Start of SOURCE DATA

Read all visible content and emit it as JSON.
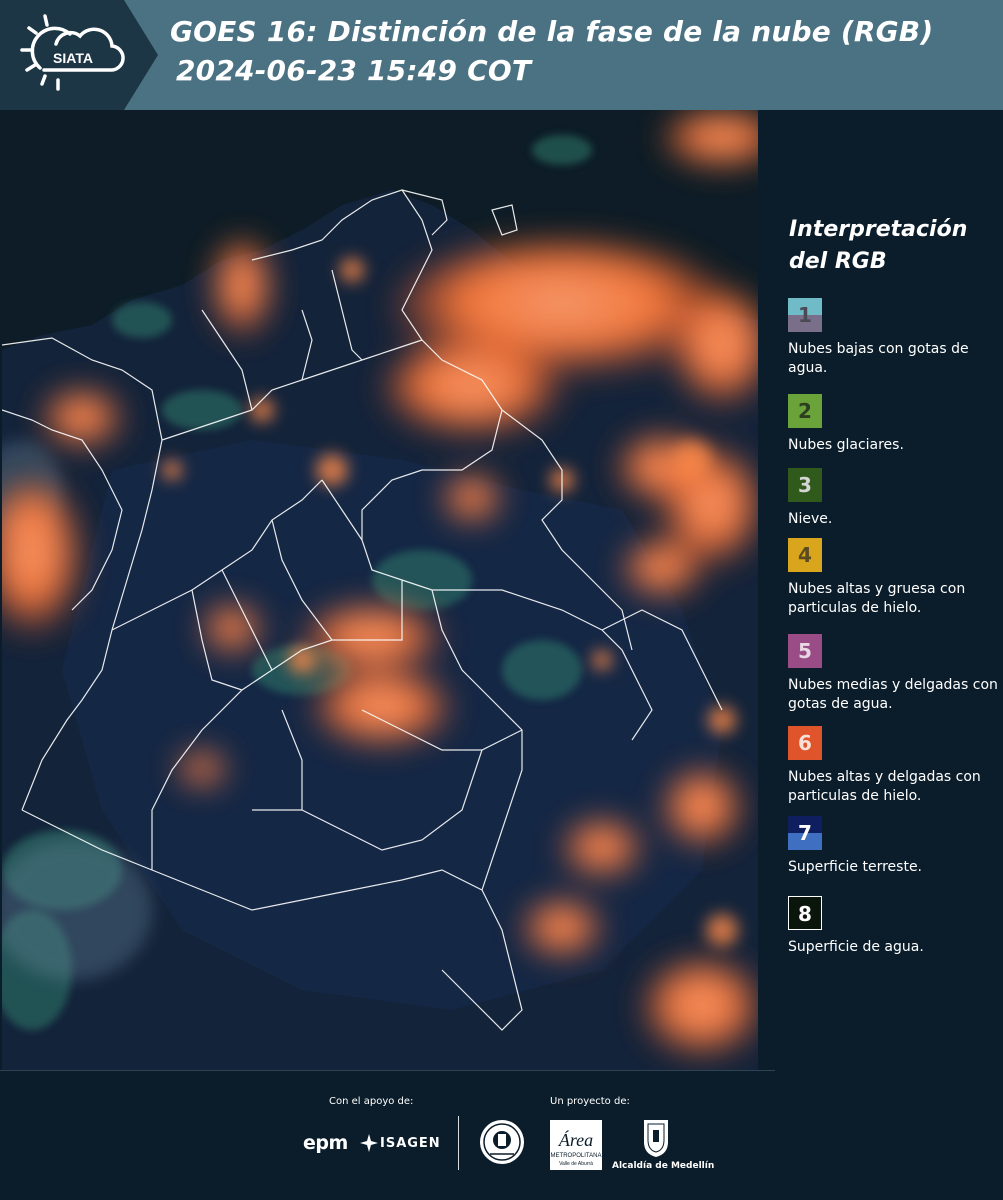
{
  "header": {
    "logo_text": "SIATA",
    "title_line1": "GOES 16: Distinción de la fase de la nube (RGB)",
    "title_line2": "2024-06-23 15:49 COT"
  },
  "legend": {
    "title_line1": "Interpretación",
    "title_line2": "del RGB",
    "items": [
      {
        "number": "1",
        "label": "Nubes bajas con gotas de agua.",
        "color_top": "#6fbcc8",
        "color_bottom": "#7a6f8a",
        "text_color": "#4a4a55"
      },
      {
        "number": "2",
        "label": "Nubes glaciares.",
        "color_top": "#6aa33a",
        "color_bottom": "#6aa33a",
        "text_color": "#2c3e20"
      },
      {
        "number": "3",
        "label": "Nieve.",
        "color_top": "#2f5a1c",
        "color_bottom": "#2f5a1c",
        "text_color": "#d5d5d5"
      },
      {
        "number": "4",
        "label": "Nubes altas y gruesa con particulas de hielo.",
        "color_top": "#d9a51c",
        "color_bottom": "#d9a51c",
        "text_color": "#5a4a20"
      },
      {
        "number": "5",
        "label": "Nubes medias y delgadas con gotas de agua.",
        "color_top": "#9a4c86",
        "color_bottom": "#9a4c86",
        "text_color": "#e8d8e4"
      },
      {
        "number": "6",
        "label": "Nubes altas y delgadas con particulas de hielo.",
        "color_top": "#e0542c",
        "color_bottom": "#e0542c",
        "text_color": "#f6e0d8"
      },
      {
        "number": "7",
        "label": "Superficie terreste.",
        "color_top": "#0e1e5e",
        "color_bottom": "#3f6fc0",
        "text_color": "#ffffff"
      },
      {
        "number": "8",
        "label": "Superficie de agua.",
        "color_top": "#0a160c",
        "color_bottom": "#0a160c",
        "text_color": "#ffffff"
      }
    ]
  },
  "footer": {
    "support_label": "Con el apoyo de:",
    "project_label": "Un proyecto de:",
    "epm": "epm",
    "isagen": "ISAGEN",
    "area_name": "Área",
    "area_subtitle": "METROPOLITANA",
    "area_subtitle2": "Valle de Aburrá",
    "alcaldia": "Alcaldía de Medellín"
  },
  "colors": {
    "header_bg": "#4a7282",
    "page_bg": "#0b1d2a",
    "cloud_orange": "#ff7a3a",
    "land": "#14243a",
    "border_lines": "#ffffff"
  }
}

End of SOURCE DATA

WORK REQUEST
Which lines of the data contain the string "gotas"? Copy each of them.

WRITTEN SOLUTION
        "label": "Nubes bajas con gotas de agua.",
        "label": "Nubes medias y delgadas con gotas de agua.",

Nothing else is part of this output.